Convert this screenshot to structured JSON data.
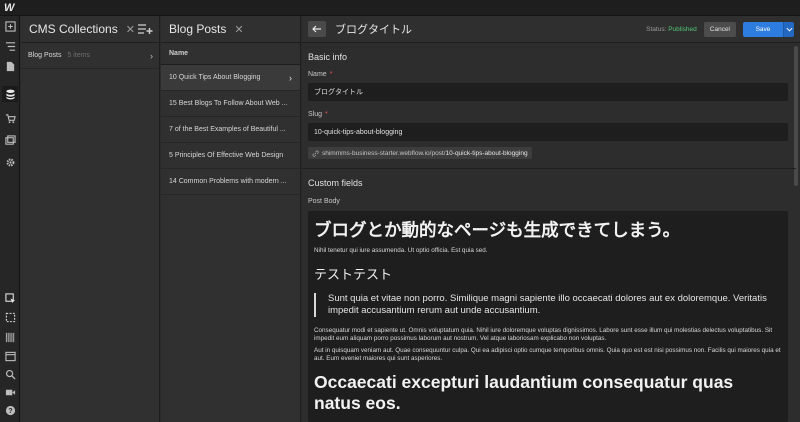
{
  "app": {
    "logo": "W"
  },
  "collections": {
    "title": "CMS Collections",
    "close": "✕",
    "items": [
      {
        "label": "Blog Posts",
        "count": "5 items"
      }
    ]
  },
  "posts": {
    "title": "Blog Posts",
    "close": "✕",
    "column_header": "Name",
    "rows": [
      "10 Quick Tips About Blogging",
      "15 Best Blogs To Follow About Web ...",
      "7 of the Best Examples of Beautiful ...",
      "5 Principles Of Effective Web Design",
      "14 Common Problems with modern ..."
    ]
  },
  "editor": {
    "title": "ブログタイトル",
    "status_label": "Status:",
    "status_value": "Published",
    "cancel_label": "Cancel",
    "save_label": "Save",
    "basic_info_title": "Basic info",
    "name_label": "Name",
    "name_value": "ブログタイトル",
    "slug_label": "Slug",
    "slug_value": "10-quick-tips-about-blogging",
    "url_prefix": "shimmms-business-starter.webflow.io/post/",
    "url_slug": "10-quick-tips-about-blogging",
    "custom_fields_title": "Custom fields",
    "post_body_label": "Post Body",
    "required_mark": "*"
  },
  "body": {
    "h1": "ブログとか動的なページも生成できてしまう。",
    "p1": "Nihil tenetur qui iure assumenda. Ut optio officia. Est quia sed.",
    "h2": "テストテスト",
    "quote": "Sunt quia et vitae non porro. Similique magni sapiente illo occaecati dolores aut ex doloremque. Veritatis impedit accusantium rerum aut unde accusantium.",
    "p2": "Consequatur modi et sapiente ut. Omnis voluptatum quia. Nihil iure doloremque voluptas dignissimos. Labore sunt esse illum qui molestias delectus voluptatibus. Sit impedit eum aliquam porro possimus laborum aut nostrum. Vel atque laboriosam explicabo non voluptas.",
    "p3": "Aut in quisquam veniam aut. Quae consequuntur culpa. Qui ea adipisci optio cumque temporibus omnis. Quia quo est est nisi possimus non. Facilis qui maiores quia et aut. Eum eveniet maiores qui sunt asperiores.",
    "h1b": "Occaecati excepturi laudantium consequatur quas natus eos."
  },
  "colors": {
    "published": "#52c776",
    "save": "#2d7de0",
    "required": "#e0554e"
  }
}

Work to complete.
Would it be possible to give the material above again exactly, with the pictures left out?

Exercise response.
Convert this screenshot to structured JSON data.
{
  "app": {
    "logo": "W"
  },
  "collections": {
    "title": "CMS Collections",
    "close": "✕",
    "items": [
      {
        "label": "Blog Posts",
        "count": "5 items"
      }
    ]
  },
  "posts": {
    "title": "Blog Posts",
    "close": "✕",
    "column_header": "Name",
    "rows": [
      "10 Quick Tips About Blogging",
      "15 Best Blogs To Follow About Web ...",
      "7 of the Best Examples of Beautiful ...",
      "5 Principles Of Effective Web Design",
      "14 Common Problems with modern ..."
    ]
  },
  "editor": {
    "title": "ブログタイトル",
    "status_label": "Status:",
    "status_value": "Published",
    "cancel_label": "Cancel",
    "save_label": "Save",
    "basic_info_title": "Basic info",
    "name_label": "Name",
    "name_value": "ブログタイトル",
    "slug_label": "Slug",
    "slug_value": "10-quick-tips-about-blogging",
    "url_prefix": "shimmms-business-starter.webflow.io/post/",
    "url_slug": "10-quick-tips-about-blogging",
    "custom_fields_title": "Custom fields",
    "post_body_label": "Post Body",
    "required_mark": "*"
  },
  "body": {
    "h1": "ブログとか動的なページも生成できてしまう。",
    "p1": "Nihil tenetur qui iure assumenda. Ut optio officia. Est quia sed.",
    "h2": "テストテスト",
    "quote": "Sunt quia et vitae non porro. Similique magni sapiente illo occaecati dolores aut ex doloremque. Veritatis impedit accusantium rerum aut unde accusantium.",
    "p2": "Consequatur modi et sapiente ut. Omnis voluptatum quia. Nihil iure doloremque voluptas dignissimos. Labore sunt esse illum qui molestias delectus voluptatibus. Sit impedit eum aliquam porro possimus laborum aut nostrum. Vel atque laboriosam explicabo non voluptas.",
    "p3": "Aut in quisquam veniam aut. Quae consequuntur culpa. Qui ea adipisci optio cumque temporibus omnis. Quia quo est est nisi possimus non. Facilis qui maiores quia et aut. Eum eveniet maiores qui sunt asperiores.",
    "h1b": "Occaecati excepturi laudantium consequatur quas natus eos."
  },
  "colors": {
    "published": "#52c776",
    "save": "#2d7de0",
    "required": "#e0554e"
  }
}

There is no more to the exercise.